It is well known that bacterial lipopolysaccharides (LPS) both increases proinflammatory cytokines and produces sickness behavior, including fatigue and anhedonia (i.e., the inability to experience pleasure). Previously, we have shown that intraperitoneally (i.p.) administered LPS increased extracellular monoamine metabolite levels in the nucleus accumbens (NAc) and medial prefrontal cortex (mPFC), which was completely, or at least partly, prevented by pretreatment with a triple reuptake inhibitor that also blocks the serotonin (5-HT) transporter (SERT). This suggests indirectly, that LPS may enhance SERT transporter activity, and consequently, increase removal of 5-HT from the synaptic cleft, and increase metabolism of 5-HT. In the present study, we focus more specifically on the role of SERT in this increased metabolism by using rats, that differ in SERT expression. Therefore, the effects of an intraperitoneal LPS injection on extracellular concentrations of 5-HT and its metabolite 5-hydroxyindoleacetic acid (5-HIAA) were investigated by in vivo microdialysis in the NAc and mPFC of wild type (SERT+/+), heterozygous (SERT+/−) and knockout (SERT−/−) rats. Here, we show that LPS-induced 5-HIAA formation in male rats, is significantly increased in SERT+/+ rats in both the NAc and mPFC, whereas this increase is partly or totally abolished in SERT+/− and SERT−/− rats, respectively. Thus, the present study supports the hypothesis that systemic LPS in male rats increases SERT function and consequently enhances 5-HT uptake and metabolism in both the NAc and mPFC.

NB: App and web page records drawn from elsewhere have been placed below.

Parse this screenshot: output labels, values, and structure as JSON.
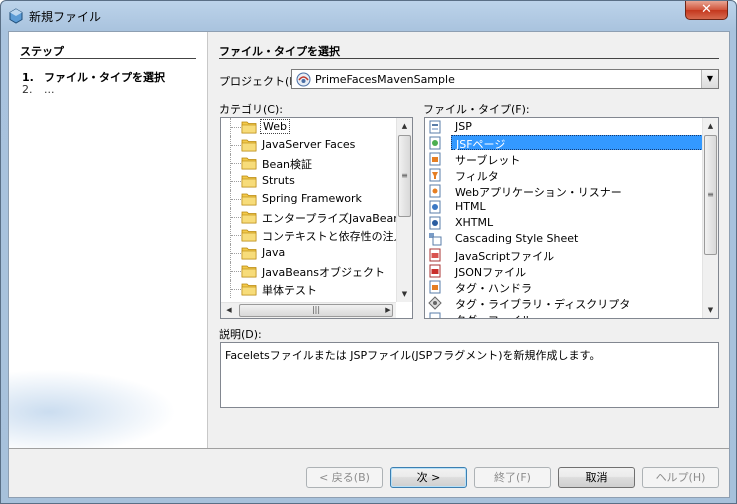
{
  "window": {
    "title": "新規ファイル",
    "close_label": "✕"
  },
  "steps": {
    "title": "ステップ",
    "items": [
      {
        "num": "1.",
        "label": "ファイル・タイプを選択"
      },
      {
        "num": "2.",
        "label": "..."
      }
    ]
  },
  "panel": {
    "title": "ファイル・タイプを選択",
    "project_label": "プロジェクト(P):",
    "project_value": "PrimeFacesMavenSample",
    "categories_label": "カテゴリ(C):",
    "file_types_label": "ファイル・タイプ(F):",
    "categories": [
      "Web",
      "JavaServer Faces",
      "Bean検証",
      "Struts",
      "Spring Framework",
      "エンタープライズJavaBeans",
      "コンテキストと依存性の注入",
      "Java",
      "JavaBeansオブジェクト",
      "単体テスト"
    ],
    "selected_category": "Web",
    "file_types": [
      {
        "label": "JSP",
        "icon": "jsp-file-icon"
      },
      {
        "label": "JSFページ",
        "icon": "jsf-page-icon"
      },
      {
        "label": "サーブレット",
        "icon": "servlet-icon"
      },
      {
        "label": "フィルタ",
        "icon": "filter-icon"
      },
      {
        "label": "Webアプリケーション・リスナー",
        "icon": "listener-icon"
      },
      {
        "label": "HTML",
        "icon": "html-file-icon"
      },
      {
        "label": "XHTML",
        "icon": "xhtml-file-icon"
      },
      {
        "label": "Cascading Style Sheet",
        "icon": "css-file-icon"
      },
      {
        "label": "JavaScriptファイル",
        "icon": "javascript-file-icon"
      },
      {
        "label": "JSONファイル",
        "icon": "json-file-icon"
      },
      {
        "label": "タグ・ハンドラ",
        "icon": "tag-handler-icon"
      },
      {
        "label": "タグ・ライブラリ・ディスクリプタ",
        "icon": "tld-icon"
      },
      {
        "label": "タグ・ファイル",
        "icon": "tag-file-icon"
      }
    ],
    "selected_file_type": "JSFページ",
    "description_label": "説明(D):",
    "description": "Faceletsファイルまたは JSPファイル(JSPフラグメント)を新規作成します。"
  },
  "buttons": {
    "back": "< 戻る(B)",
    "next": "次 >",
    "finish": "終了(F)",
    "cancel": "取消",
    "help": "ヘルプ(H)"
  },
  "colors": {
    "selection": "#3399ff",
    "folder": "#f2c94c"
  }
}
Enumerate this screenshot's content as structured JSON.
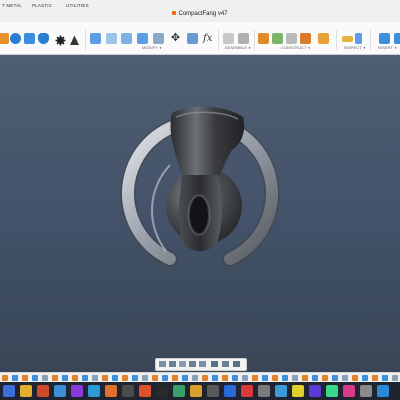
{
  "app": {
    "tabs": [
      "T METAL",
      "PLASTIC",
      "UTILITIES"
    ],
    "document_title": "CompactFang v47"
  },
  "ribbon": {
    "groups": [
      {
        "label": "MODIFY"
      },
      {
        "label": "ASSEMBLE"
      },
      {
        "label": "CONSTRUCT"
      },
      {
        "label": "INSPECT"
      },
      {
        "label": "INSERT"
      }
    ]
  },
  "colors": {
    "accent": "#f06a1a",
    "ribbon_blue": "#2a7fd4",
    "viewport_bg": "#4a5769"
  },
  "icons": [
    "extrude-icon",
    "revolve-icon",
    "sphere-icon",
    "cylinder-icon",
    "gear-icon",
    "cone-icon",
    "shell-icon",
    "press-pull-icon",
    "fillet-icon",
    "move-icon",
    "align-icon",
    "formula-icon",
    "joint-icon",
    "as-built-joint-icon",
    "offset-plane-icon",
    "axis-icon",
    "point-icon",
    "measure-icon",
    "insert-image-icon"
  ]
}
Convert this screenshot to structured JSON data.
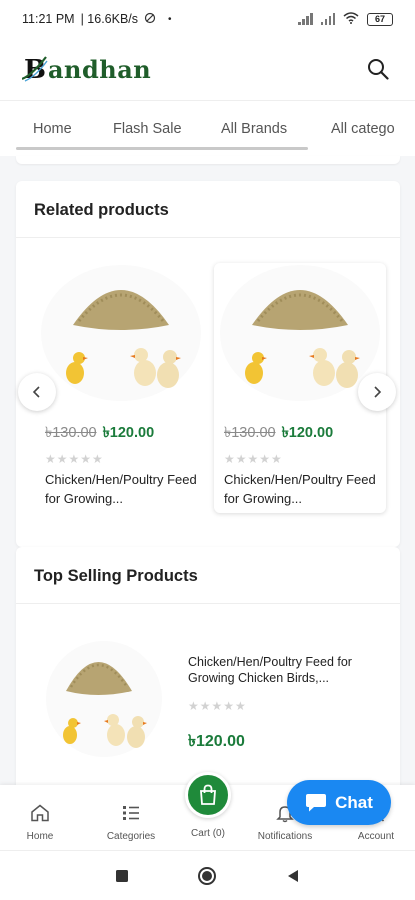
{
  "status_bar": {
    "time": "11:21 PM",
    "speed": "| 16.6KB/s",
    "battery": "67"
  },
  "header": {
    "logo_text": "andhan",
    "logo_letter": "B"
  },
  "nav_tabs": [
    "Home",
    "Flash Sale",
    "All Brands",
    "All catego"
  ],
  "related": {
    "title": "Related products",
    "products": [
      {
        "old_price": "৳130.00",
        "new_price": "৳120.00",
        "stars": "★★★★★",
        "name": "Chicken/Hen/Poultry Feed for Growing..."
      },
      {
        "old_price": "৳130.00",
        "new_price": "৳120.00",
        "stars": "★★★★★",
        "name": "Chicken/Hen/Poultry Feed for Growing..."
      }
    ]
  },
  "top_selling": {
    "title": "Top Selling Products",
    "product": {
      "name": "Chicken/Hen/Poultry Feed for Growing Chicken Birds,...",
      "stars": "★★★★★",
      "price": "৳120.00"
    }
  },
  "bottom_nav": {
    "home": "Home",
    "categories": "Categories",
    "cart": "Cart (0)",
    "notifications": "Notifications",
    "account": "Account"
  },
  "chat": {
    "label": "Chat"
  },
  "colors": {
    "brand_green": "#1b7b3b",
    "chat_blue": "#1a88f2",
    "cart_green": "#1f8a3a"
  },
  "icons": [
    "dnd-icon",
    "signal-icon",
    "wifi-icon",
    "battery-icon",
    "search-icon",
    "chevron-left-icon",
    "chevron-right-icon",
    "home-icon",
    "list-icon",
    "shopping-bag-icon",
    "bell-icon",
    "chat-bubble-icon",
    "square-icon",
    "circle-icon",
    "triangle-back-icon"
  ]
}
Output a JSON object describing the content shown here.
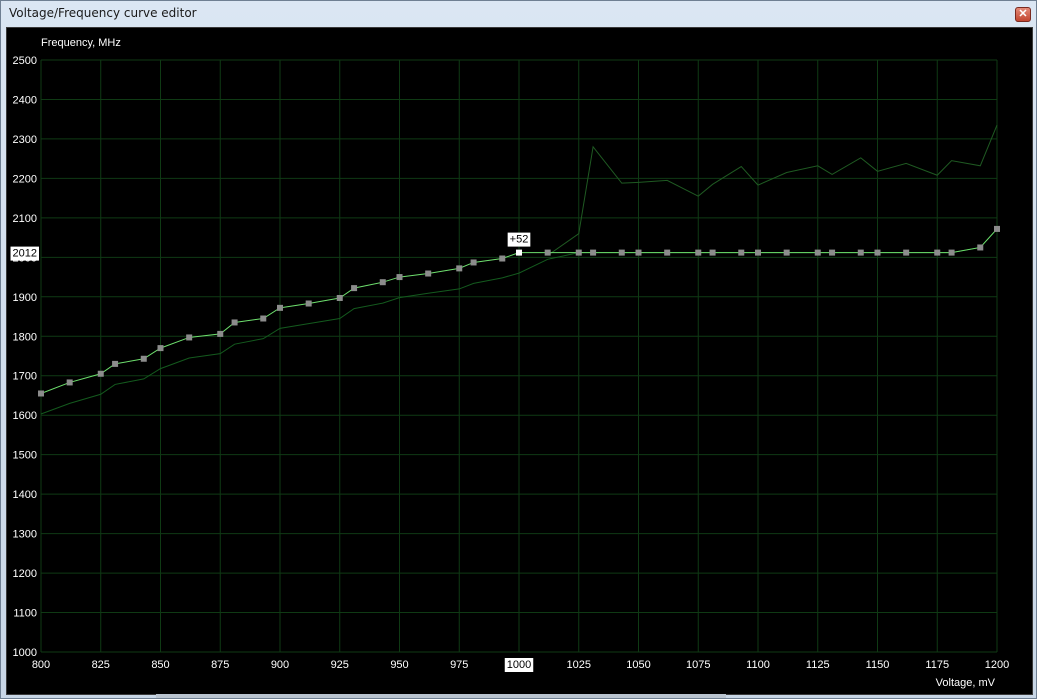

Keywords: Slc6a41; lipopolysaccharide; medial prefrontal cortex; metabolism; microdialysis; nucleus accumbens; proinflammatory cytokines; serotonin transporter.